I walked through the village last night, up Genesee past St. James and then back again, realizing that while my vest kept my core warm, my legs were frozen. But it was so beautiful and easy to walk. It wasn't icy at all, the snow compacted by many feet from the Winterfest on Saturday. I could walk - almost - as easily as I do in the summer.

Tomorrow we will awaken to snow, probably as much as predicted. Hopefully, perhaps I should say. About four years ago we went off to Florida in February, in part to see SU play the University of South Florida in Tampa. A blizzard was coming in, and we had a choice of cancelling or getting the last flight out. We went, and I loved going to the game wearing sandals, I must admit. But part of me wanted to be here for the blizzard. And maybe our choice to go was predicated on the certain knowledge that there would be other blizzards, other years.
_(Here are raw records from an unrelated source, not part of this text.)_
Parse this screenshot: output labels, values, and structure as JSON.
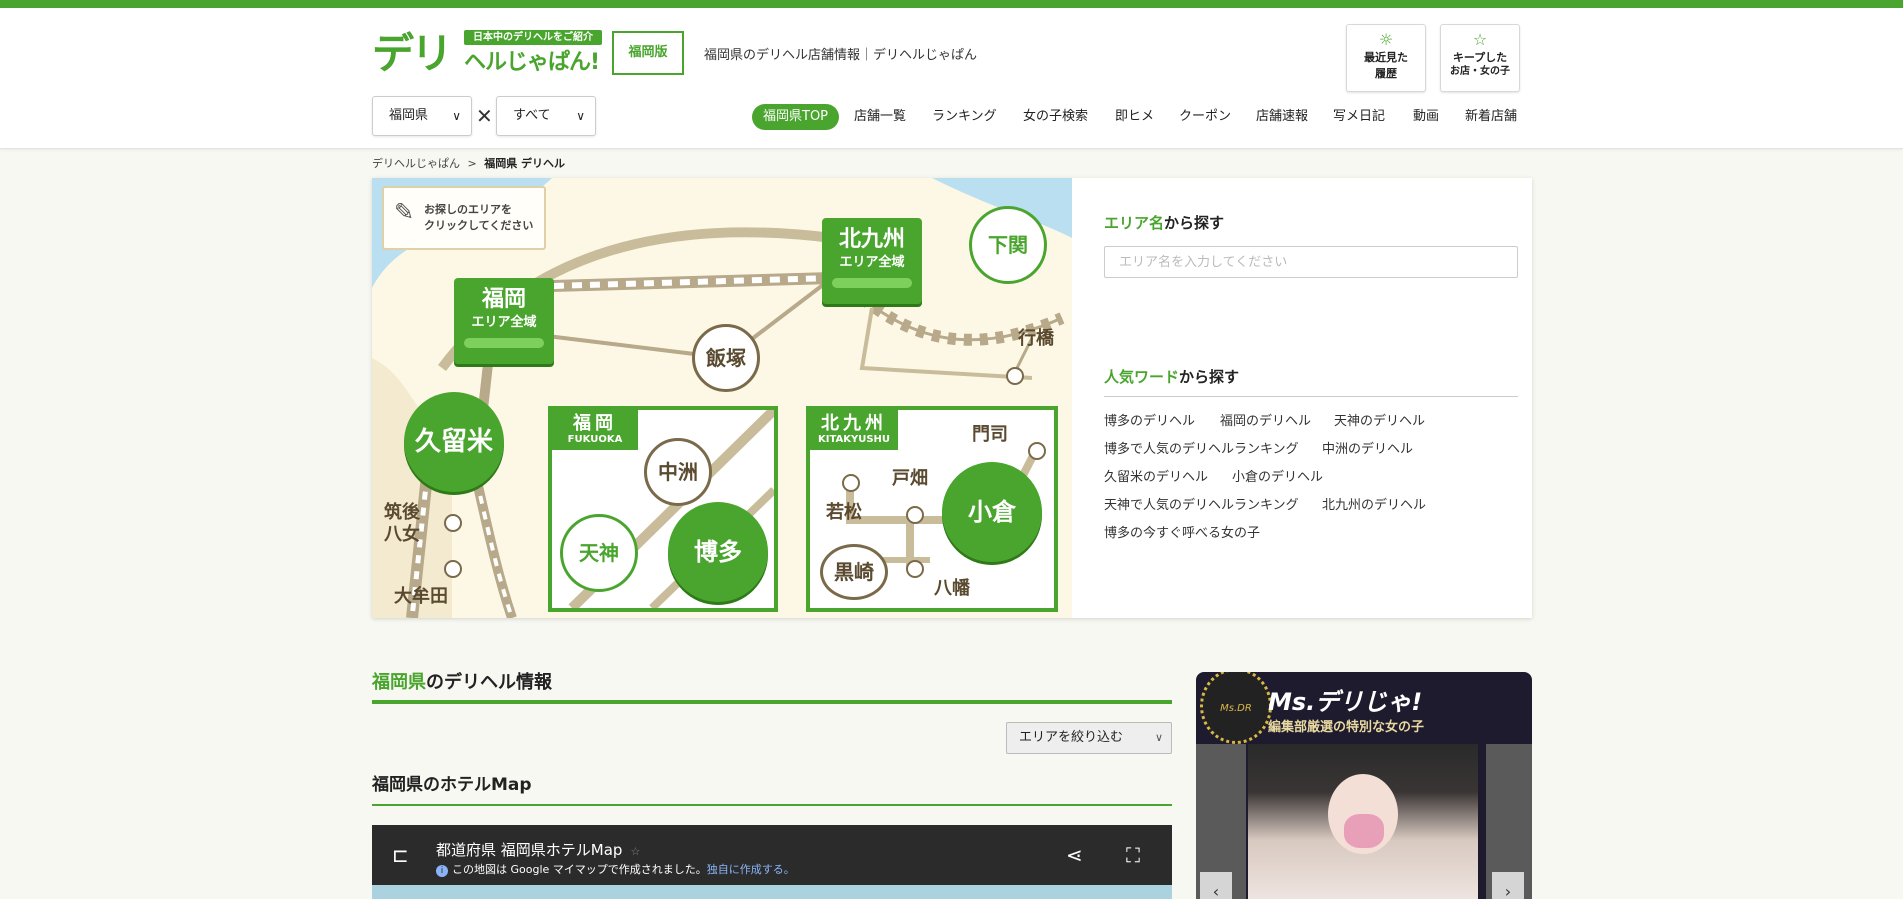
{
  "header": {
    "logo_main": "デリ",
    "logo_tag": "日本中のデリヘルをご紹介",
    "logo_sub": "ヘルじゃぱん!",
    "edition": "福岡版",
    "site_title": "福岡県のデリヘル店舗情報｜デリヘルじゃぱん",
    "history_l1": "最近見た",
    "history_l2": "履歴",
    "keep_l1": "キープした",
    "keep_l2": "お店・女の子",
    "pref_select": "福岡県",
    "area_select": "すべて",
    "times": "✕"
  },
  "nav": [
    "福岡県TOP",
    "店舗一覧",
    "ランキング",
    "女の子検索",
    "即ヒメ",
    "クーポン",
    "店舗速報",
    "写メ日記",
    "動画",
    "新着店舗"
  ],
  "breadcrumb": {
    "home": "デリヘルじゃぱん",
    "sep": ">",
    "current": "福岡県 デリヘル"
  },
  "map": {
    "note_l1": "お探しのエリアを",
    "note_l2": "クリックしてください",
    "fukuoka_area": "福岡",
    "fukuoka_sub": "エリア全域",
    "kitakyushu_area": "北九州",
    "kitakyushu_sub": "エリア全域",
    "shimonoseki": "下関",
    "yukuhashi": "行橋",
    "iizuka": "飯塚",
    "kurume": "久留米",
    "chikugo_l1": "筑後",
    "chikugo_l2": "八女",
    "omuta": "大牟田",
    "box1_name": "福岡",
    "box1_sub": "FUKUOKA",
    "nakasu": "中洲",
    "tenjin": "天神",
    "hakata": "博多",
    "box2_name": "北九州",
    "box2_sub": "KITAKYUSHU",
    "mojiko": "門司",
    "tobata": "戸畑",
    "wakamatsu": "若松",
    "kokura": "小倉",
    "kurosaki": "黒崎",
    "yahata": "八幡"
  },
  "search": {
    "area_h_green": "エリア名",
    "area_h_rest": "から探す",
    "area_placeholder": "エリア名を入力してください",
    "popular_h_green": "人気ワード",
    "popular_h_rest": "から探す",
    "words": [
      "博多のデリヘル",
      "福岡のデリヘル",
      "天神のデリヘル",
      "博多で人気のデリヘルランキング",
      "中洲のデリヘル",
      "久留米のデリヘル",
      "小倉のデリヘル",
      "天神で人気のデリヘルランキング",
      "北九州のデリヘル",
      "博多の今すぐ呼べる女の子"
    ]
  },
  "info": {
    "title_green": "福岡県",
    "title_rest": "のデリヘル情報",
    "filter": "エリアを絞り込む",
    "hotel_title": "福岡県のホテルMap",
    "map_title": "都道府県 福岡県ホテルMap",
    "map_star": "☆",
    "map_note": "この地図は Google マイマップで作成されました。",
    "map_link": "独自に作成する。"
  },
  "msd": {
    "badge": "Ms.DR",
    "title": "Ms.デリじゃ!",
    "sub": "編集部厳選の特別な女の子"
  },
  "colors": {
    "brand": "#4aa52e",
    "brand_dark": "#2e7a19"
  }
}
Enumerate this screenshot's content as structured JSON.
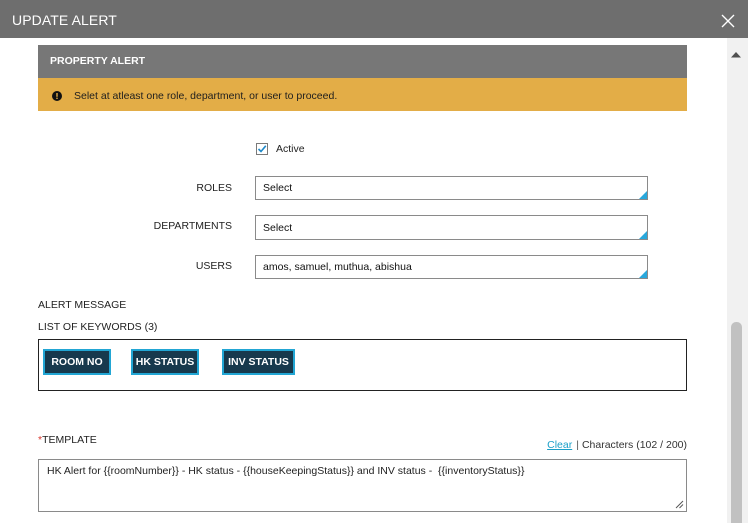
{
  "dialog": {
    "title": "UPDATE ALERT",
    "close_icon": "close-icon"
  },
  "section": {
    "title": "PROPERTY ALERT"
  },
  "warning": {
    "icon": "exclamation-circle-icon",
    "text": "Selet at atleast one role, department, or user to proceed."
  },
  "form": {
    "active": {
      "label": "Active",
      "checked": true,
      "icon": "check-icon"
    },
    "roles": {
      "label": "ROLES",
      "value": "Select"
    },
    "departments": {
      "label": "DEPARTMENTS",
      "value": "Select"
    },
    "users": {
      "label": "USERS",
      "value": "amos, samuel, muthua, abishua"
    },
    "select_icon": "dropdown-corner-icon"
  },
  "alert_message": {
    "title": "ALERT MESSAGE",
    "keywords_label": "LIST OF KEYWORDS (3)",
    "keywords": [
      "ROOM NO",
      "HK STATUS",
      "INV STATUS"
    ]
  },
  "template": {
    "required_marker": "*",
    "label": "TEMPLATE",
    "clear_label": "Clear",
    "separator": "|",
    "characters_label": "Characters (102 / 200)",
    "value": "HK Alert for {{roomNumber}} - HK status - {{houseKeepingStatus}} and INV status -  {{inventoryStatus}}",
    "resize_icon": "resize-handle-icon"
  },
  "scrollbar": {
    "up_icon": "scroll-up-arrow-icon"
  },
  "colors": {
    "title_bar": "#6e6e6e",
    "section_header": "#777777",
    "warning": "#e3ad47",
    "accent": "#29a8dc",
    "link": "#1a9fc8",
    "required": "#d9342b",
    "chip_bg": "#17394d",
    "chip_border": "#22a6d4"
  }
}
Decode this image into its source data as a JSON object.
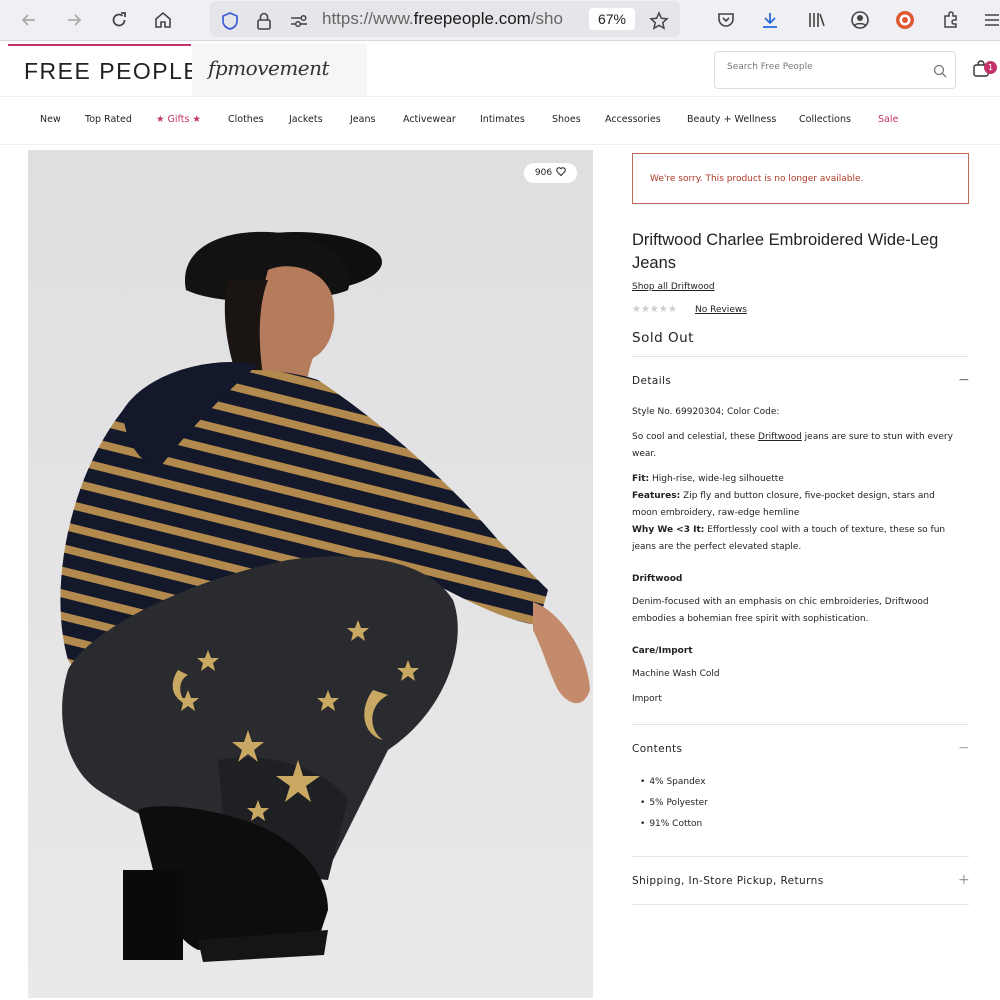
{
  "browser": {
    "url_prefix": "https://www.",
    "url_domain": "freepeople.com",
    "url_suffix": "/sho",
    "zoom": "67%"
  },
  "site": {
    "logo": "FREE PEOPLE",
    "fp_movement_logo": "fpmovement",
    "search_placeholder": "Search Free People",
    "bag_count": "1"
  },
  "nav": {
    "items": [
      "New",
      "Top Rated",
      "★ Gifts ★",
      "Clothes",
      "Jackets",
      "Jeans",
      "Activewear",
      "Intimates",
      "Shoes",
      "Accessories",
      "Beauty + Wellness",
      "Collections",
      "Sale"
    ]
  },
  "product": {
    "like_count": "906",
    "notice": "We're sorry. This product is no longer available.",
    "title": "Driftwood Charlee Embroidered Wide-Leg Jeans",
    "brand_link": "Shop all Driftwood",
    "rating_stars": "★★★★★",
    "reviews": "No Reviews",
    "status": "Sold Out"
  },
  "details": {
    "heading": "Details",
    "toggle": "−",
    "style_no": "Style No. 69920304; Color Code:",
    "intro_before": "So cool and celestial, these ",
    "intro_link": "Driftwood",
    "intro_after": " jeans are sure to stun with every wear.",
    "fit_label": "Fit:",
    "fit": " High-rise, wide-leg silhouette",
    "features_label": "Features:",
    "features": " Zip fly and button closure, five-pocket design, stars and moon embroidery, raw-edge hemline",
    "why_label": "Why We <3 It:",
    "why": " Effortlessly cool with a touch of texture, these so fun jeans are the perfect elevated staple.",
    "brand_heading": "Driftwood",
    "brand_text": "Denim-focused with an emphasis on chic embroideries, Driftwood embodies a bohemian free spirit with sophistication.",
    "care_heading": "Care/Import",
    "care_wash": "Machine Wash Cold",
    "care_import": "Import"
  },
  "contents": {
    "heading": "Contents",
    "toggle": "−",
    "items": [
      "4% Spandex",
      "5% Polyester",
      "91% Cotton"
    ]
  },
  "shipping": {
    "heading": "Shipping, In-Store Pickup, Returns",
    "toggle": "+"
  },
  "colors": {
    "brand_pink": "#c4346c",
    "notice_red": "#b03a26",
    "sweater_navy": "#14182b",
    "stripe_tan": "#b38a4e",
    "jeans_black": "#2a2b2e"
  }
}
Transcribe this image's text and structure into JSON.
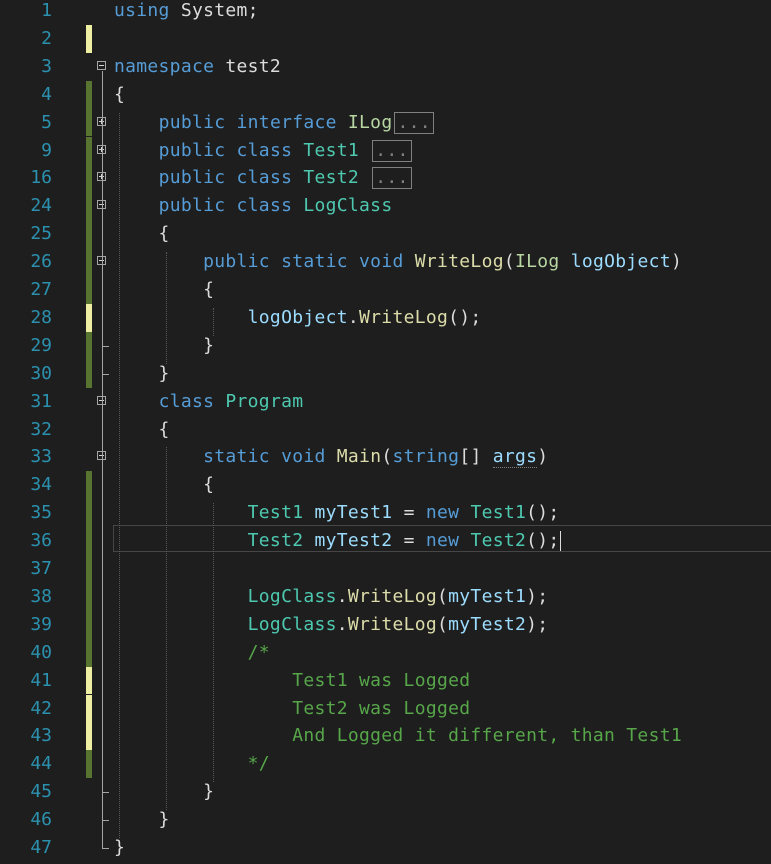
{
  "lines": [
    {
      "n": "1",
      "tokens": [
        [
          "kw",
          "using"
        ],
        [
          "pr",
          " System;"
        ]
      ]
    },
    {
      "n": "2",
      "tokens": []
    },
    {
      "n": "3",
      "tokens": [
        [
          "kw",
          "namespace"
        ],
        [
          "pr",
          " test2"
        ]
      ]
    },
    {
      "n": "4",
      "tokens": [
        [
          "pr",
          "{"
        ]
      ]
    },
    {
      "n": "5",
      "tokens": [
        [
          "pr",
          "    "
        ],
        [
          "kw",
          "public"
        ],
        [
          "pr",
          " "
        ],
        [
          "kw",
          "interface"
        ],
        [
          "pr",
          " "
        ],
        [
          "ty-i",
          "ILog"
        ]
      ],
      "collapsed": "..."
    },
    {
      "n": "9",
      "tokens": [
        [
          "pr",
          "    "
        ],
        [
          "kw",
          "public"
        ],
        [
          "pr",
          " "
        ],
        [
          "kw",
          "class"
        ],
        [
          "pr",
          " "
        ],
        [
          "ty",
          "Test1"
        ],
        [
          "pr",
          " "
        ]
      ],
      "collapsed": "..."
    },
    {
      "n": "16",
      "tokens": [
        [
          "pr",
          "    "
        ],
        [
          "kw",
          "public"
        ],
        [
          "pr",
          " "
        ],
        [
          "kw",
          "class"
        ],
        [
          "pr",
          " "
        ],
        [
          "ty",
          "Test2"
        ],
        [
          "pr",
          " "
        ]
      ],
      "collapsed": "..."
    },
    {
      "n": "24",
      "tokens": [
        [
          "pr",
          "    "
        ],
        [
          "kw",
          "public"
        ],
        [
          "pr",
          " "
        ],
        [
          "kw",
          "class"
        ],
        [
          "pr",
          " "
        ],
        [
          "ty",
          "LogClass"
        ]
      ]
    },
    {
      "n": "25",
      "tokens": [
        [
          "pr",
          "    {"
        ]
      ]
    },
    {
      "n": "26",
      "tokens": [
        [
          "pr",
          "        "
        ],
        [
          "kw",
          "public"
        ],
        [
          "pr",
          " "
        ],
        [
          "kw",
          "static"
        ],
        [
          "pr",
          " "
        ],
        [
          "kw",
          "void"
        ],
        [
          "pr",
          " "
        ],
        [
          "fn",
          "WriteLog"
        ],
        [
          "pr",
          "("
        ],
        [
          "ty-i",
          "ILog"
        ],
        [
          "pr",
          " "
        ],
        [
          "va",
          "logObject"
        ],
        [
          "pr",
          ")"
        ]
      ]
    },
    {
      "n": "27",
      "tokens": [
        [
          "pr",
          "        {"
        ]
      ]
    },
    {
      "n": "28",
      "tokens": [
        [
          "pr",
          "            "
        ],
        [
          "va",
          "logObject"
        ],
        [
          "pr",
          "."
        ],
        [
          "fn",
          "WriteLog"
        ],
        [
          "pr",
          "();"
        ]
      ]
    },
    {
      "n": "29",
      "tokens": [
        [
          "pr",
          "        }"
        ]
      ]
    },
    {
      "n": "30",
      "tokens": [
        [
          "pr",
          "    }"
        ]
      ]
    },
    {
      "n": "31",
      "tokens": [
        [
          "pr",
          "    "
        ],
        [
          "kw",
          "class"
        ],
        [
          "pr",
          " "
        ],
        [
          "ty",
          "Program"
        ]
      ]
    },
    {
      "n": "32",
      "tokens": [
        [
          "pr",
          "    {"
        ]
      ]
    },
    {
      "n": "33",
      "tokens": [
        [
          "pr",
          "        "
        ],
        [
          "kw",
          "static"
        ],
        [
          "pr",
          " "
        ],
        [
          "kw",
          "void"
        ],
        [
          "pr",
          " "
        ],
        [
          "fn",
          "Main"
        ],
        [
          "pr",
          "("
        ],
        [
          "kw",
          "string"
        ],
        [
          "pr",
          "[] "
        ],
        [
          "va squig",
          "args"
        ],
        [
          "pr",
          ")"
        ]
      ]
    },
    {
      "n": "34",
      "tokens": [
        [
          "pr",
          "        {"
        ]
      ]
    },
    {
      "n": "35",
      "tokens": [
        [
          "pr",
          "            "
        ],
        [
          "ty",
          "Test1"
        ],
        [
          "pr",
          " "
        ],
        [
          "va",
          "myTest1"
        ],
        [
          "pr",
          " = "
        ],
        [
          "kw",
          "new"
        ],
        [
          "pr",
          " "
        ],
        [
          "ty",
          "Test1"
        ],
        [
          "pr",
          "();"
        ]
      ]
    },
    {
      "n": "36",
      "tokens": [
        [
          "pr",
          "            "
        ],
        [
          "ty",
          "Test2"
        ],
        [
          "pr",
          " "
        ],
        [
          "va",
          "myTest2"
        ],
        [
          "pr",
          " = "
        ],
        [
          "kw",
          "new"
        ],
        [
          "pr",
          " "
        ],
        [
          "ty",
          "Test2"
        ],
        [
          "pr",
          "();"
        ]
      ],
      "caret": true
    },
    {
      "n": "37",
      "tokens": []
    },
    {
      "n": "38",
      "tokens": [
        [
          "pr",
          "            "
        ],
        [
          "ty",
          "LogClass"
        ],
        [
          "pr",
          "."
        ],
        [
          "fn",
          "WriteLog"
        ],
        [
          "pr",
          "("
        ],
        [
          "va",
          "myTest1"
        ],
        [
          "pr",
          ");"
        ]
      ]
    },
    {
      "n": "39",
      "tokens": [
        [
          "pr",
          "            "
        ],
        [
          "ty",
          "LogClass"
        ],
        [
          "pr",
          "."
        ],
        [
          "fn",
          "WriteLog"
        ],
        [
          "pr",
          "("
        ],
        [
          "va",
          "myTest2"
        ],
        [
          "pr",
          ");"
        ]
      ]
    },
    {
      "n": "40",
      "tokens": [
        [
          "pr",
          "            "
        ],
        [
          "cm",
          "/*"
        ]
      ]
    },
    {
      "n": "41",
      "tokens": [
        [
          "cm",
          "                Test1 was Logged"
        ]
      ]
    },
    {
      "n": "42",
      "tokens": [
        [
          "cm",
          "                Test2 was Logged"
        ]
      ]
    },
    {
      "n": "43",
      "tokens": [
        [
          "cm",
          "                And Logged it different, than Test1"
        ]
      ]
    },
    {
      "n": "44",
      "tokens": [
        [
          "cm",
          "            */"
        ]
      ]
    },
    {
      "n": "45",
      "tokens": [
        [
          "pr",
          "        }"
        ]
      ]
    },
    {
      "n": "46",
      "tokens": [
        [
          "pr",
          "    }"
        ]
      ]
    },
    {
      "n": "47",
      "tokens": [
        [
          "pr",
          "}"
        ]
      ]
    }
  ],
  "colors": {
    "background": "#1e1e1e",
    "line_number": "#2b91af",
    "keyword": "#569cd6",
    "type": "#4ec9b0",
    "interface": "#b8d7a3",
    "method": "#dcdcaa",
    "variable": "#9cdcfe",
    "comment": "#57a64a",
    "change_saved": "#577430",
    "change_unsaved": "#efefa3"
  }
}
We've made our preparations - Bob got a lot of wood in, I went to the store with an eye for not getting out the next day (half and half plus kitty litter were the must-haves). We are due a load of pellets tomorrow, but we talked about what we would do if it didn't come because of the snow. It's all exciting - just like when I was a little kid waiting for a snow day. I look forward to a day of snow-shoeing and reading (Juliet, by Anne Fortier) by the fire.

I know that there are many who don't share my excitement, but the snow will come anyway. I hope people can let it come, enjoy it, and take time to reflect on snowy days when they were young. Stay warm - eat oatmeal - make chocolate chip cookies and drink hot chocolate - fall asleep in your favorite chair, covered by a red plaid blanket. You're allowed - it's an atrocious snow day!